Centuries of history set the stage for the ongoing contact in Darfur, an African region joined to Sudan whose tension with the Sudanese government erupted in 2003. In an effort to maintain control of the region, the government unofficially employed Janjaweed militias from northern Darfur, who, thanks to pre-existing ethnic hostilities, were all too ready to be used as indiscriminate killing machines. The ensuing violence saw the Janjaweed target civilians and rebels alike, killing many, displacing 2.5 million survivors, and creating a nearly unfathomable humanitarian crisis in a part of the world unfamiliar to many.
Darfur Now seeks to change that, and while any effort in that direction is certainly laudable, the Ted Braun-directed film plays more like a 90-minute telethon than a theatrical film. The biggest problem is right there in the title: Focusing on the current efforts of six individuals—from Hejewa Adam, a displaced-woman-turned-rebel, to actor and activist Don Cheadle—it offers little context in favor of what can be done now. That approach is effective at mobilizing audiences to support charitable causes, but it doesn't always translate into compelling viewing. (Feel free to stop reading this now and check out savedarfur.org, darfurgenocide.org, or helpdarfurnow.org. Give generously.)

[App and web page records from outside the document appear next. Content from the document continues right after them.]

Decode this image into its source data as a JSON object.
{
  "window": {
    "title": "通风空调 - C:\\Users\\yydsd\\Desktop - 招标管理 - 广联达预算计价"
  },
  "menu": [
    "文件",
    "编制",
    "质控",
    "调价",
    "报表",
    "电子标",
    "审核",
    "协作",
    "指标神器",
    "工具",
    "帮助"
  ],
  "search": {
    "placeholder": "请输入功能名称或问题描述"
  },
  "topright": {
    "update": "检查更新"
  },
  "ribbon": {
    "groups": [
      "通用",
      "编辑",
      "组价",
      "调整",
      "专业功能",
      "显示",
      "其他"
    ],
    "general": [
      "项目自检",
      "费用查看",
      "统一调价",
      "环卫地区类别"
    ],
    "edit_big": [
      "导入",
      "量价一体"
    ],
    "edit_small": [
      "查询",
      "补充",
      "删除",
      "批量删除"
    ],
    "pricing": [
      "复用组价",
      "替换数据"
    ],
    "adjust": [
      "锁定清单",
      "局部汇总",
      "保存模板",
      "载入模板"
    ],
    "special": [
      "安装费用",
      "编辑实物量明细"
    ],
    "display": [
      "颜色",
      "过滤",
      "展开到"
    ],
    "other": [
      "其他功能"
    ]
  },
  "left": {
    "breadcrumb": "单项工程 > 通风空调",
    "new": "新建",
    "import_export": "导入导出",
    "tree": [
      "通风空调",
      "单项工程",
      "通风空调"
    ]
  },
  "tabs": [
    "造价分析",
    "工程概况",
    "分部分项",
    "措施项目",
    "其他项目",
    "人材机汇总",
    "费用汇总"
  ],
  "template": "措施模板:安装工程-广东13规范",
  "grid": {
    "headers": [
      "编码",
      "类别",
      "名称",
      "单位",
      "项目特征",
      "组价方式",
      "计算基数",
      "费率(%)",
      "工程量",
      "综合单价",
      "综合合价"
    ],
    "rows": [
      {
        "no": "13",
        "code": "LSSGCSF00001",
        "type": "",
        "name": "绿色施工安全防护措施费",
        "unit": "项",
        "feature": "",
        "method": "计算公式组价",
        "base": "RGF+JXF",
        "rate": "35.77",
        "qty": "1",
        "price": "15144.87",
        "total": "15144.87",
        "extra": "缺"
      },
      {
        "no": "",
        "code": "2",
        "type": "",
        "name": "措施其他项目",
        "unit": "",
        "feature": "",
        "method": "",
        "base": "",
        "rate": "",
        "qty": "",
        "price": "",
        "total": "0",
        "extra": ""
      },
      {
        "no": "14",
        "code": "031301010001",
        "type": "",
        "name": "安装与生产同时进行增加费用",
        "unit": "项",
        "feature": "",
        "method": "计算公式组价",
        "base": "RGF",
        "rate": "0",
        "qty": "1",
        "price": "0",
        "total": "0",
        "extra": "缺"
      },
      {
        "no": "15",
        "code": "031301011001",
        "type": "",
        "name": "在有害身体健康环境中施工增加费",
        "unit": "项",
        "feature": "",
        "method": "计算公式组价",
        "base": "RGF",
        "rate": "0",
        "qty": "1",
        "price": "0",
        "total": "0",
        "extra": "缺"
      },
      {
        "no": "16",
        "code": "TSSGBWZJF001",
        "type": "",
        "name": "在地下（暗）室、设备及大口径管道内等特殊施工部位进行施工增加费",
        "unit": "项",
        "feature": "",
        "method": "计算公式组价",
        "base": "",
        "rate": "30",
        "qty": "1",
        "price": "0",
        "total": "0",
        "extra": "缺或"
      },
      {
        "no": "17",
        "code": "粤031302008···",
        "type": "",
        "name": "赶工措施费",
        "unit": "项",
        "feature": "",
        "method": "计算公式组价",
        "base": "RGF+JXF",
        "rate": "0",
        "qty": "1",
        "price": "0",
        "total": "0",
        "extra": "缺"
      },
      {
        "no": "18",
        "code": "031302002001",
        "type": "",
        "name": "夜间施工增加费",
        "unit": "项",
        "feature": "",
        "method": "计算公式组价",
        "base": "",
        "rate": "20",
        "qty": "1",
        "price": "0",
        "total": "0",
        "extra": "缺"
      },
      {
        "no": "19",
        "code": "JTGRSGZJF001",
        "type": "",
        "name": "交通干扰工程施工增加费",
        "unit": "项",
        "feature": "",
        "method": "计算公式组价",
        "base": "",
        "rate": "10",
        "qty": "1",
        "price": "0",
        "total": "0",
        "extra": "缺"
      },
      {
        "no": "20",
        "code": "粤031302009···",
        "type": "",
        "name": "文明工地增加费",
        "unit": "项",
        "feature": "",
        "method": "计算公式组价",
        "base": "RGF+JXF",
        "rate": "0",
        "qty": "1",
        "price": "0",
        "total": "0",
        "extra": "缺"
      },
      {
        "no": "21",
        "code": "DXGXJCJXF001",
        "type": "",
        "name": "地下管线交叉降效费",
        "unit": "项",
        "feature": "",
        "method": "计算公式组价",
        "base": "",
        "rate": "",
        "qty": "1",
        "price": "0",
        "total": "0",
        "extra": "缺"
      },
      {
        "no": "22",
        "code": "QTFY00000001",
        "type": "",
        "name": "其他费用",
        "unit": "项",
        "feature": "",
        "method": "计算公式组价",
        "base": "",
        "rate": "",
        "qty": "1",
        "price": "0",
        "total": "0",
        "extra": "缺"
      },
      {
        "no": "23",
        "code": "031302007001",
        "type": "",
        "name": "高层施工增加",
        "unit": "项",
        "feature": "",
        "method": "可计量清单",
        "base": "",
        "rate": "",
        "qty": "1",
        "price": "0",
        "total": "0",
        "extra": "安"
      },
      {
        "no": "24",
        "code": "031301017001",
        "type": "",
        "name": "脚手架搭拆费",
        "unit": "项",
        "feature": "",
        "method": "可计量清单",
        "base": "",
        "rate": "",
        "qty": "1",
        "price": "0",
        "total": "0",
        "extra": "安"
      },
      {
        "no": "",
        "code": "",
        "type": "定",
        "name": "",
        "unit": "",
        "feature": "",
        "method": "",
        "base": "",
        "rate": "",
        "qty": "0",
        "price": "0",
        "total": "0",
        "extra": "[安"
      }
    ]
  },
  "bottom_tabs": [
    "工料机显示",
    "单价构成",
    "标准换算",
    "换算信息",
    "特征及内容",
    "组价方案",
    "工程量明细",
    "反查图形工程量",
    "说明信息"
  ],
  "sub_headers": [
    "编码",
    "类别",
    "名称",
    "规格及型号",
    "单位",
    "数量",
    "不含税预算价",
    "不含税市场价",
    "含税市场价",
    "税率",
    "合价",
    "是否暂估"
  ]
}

The film is undeniably on the side of the angels, but any of its subjects' stories might have worked better if told in greater depth. International Criminal Court prosecutor Luis Moreno-Ocampo, his sense of justice sharpened by events witnessed in his own Argentina, remains almost unfailingly upbeat even as he clarifies how difficult it will be to arrest even one of the Sudanese officials responsible. Cheadle seems baffled that it takes a celebrity voice to draw attention to the crisis. But ultimately, it feels a little wrong for either to take the focus off the events in Darfur itself, and the film is likely to leave viewers only slightly more enlightened about those events than before. Braun uses Adam to bookend the film, opening with her story of losing her child in a Janjaweed raid. It's a heartbreaking tale, a sliver of a tragic history still unfolding, but one that Braun largely leaves others to document.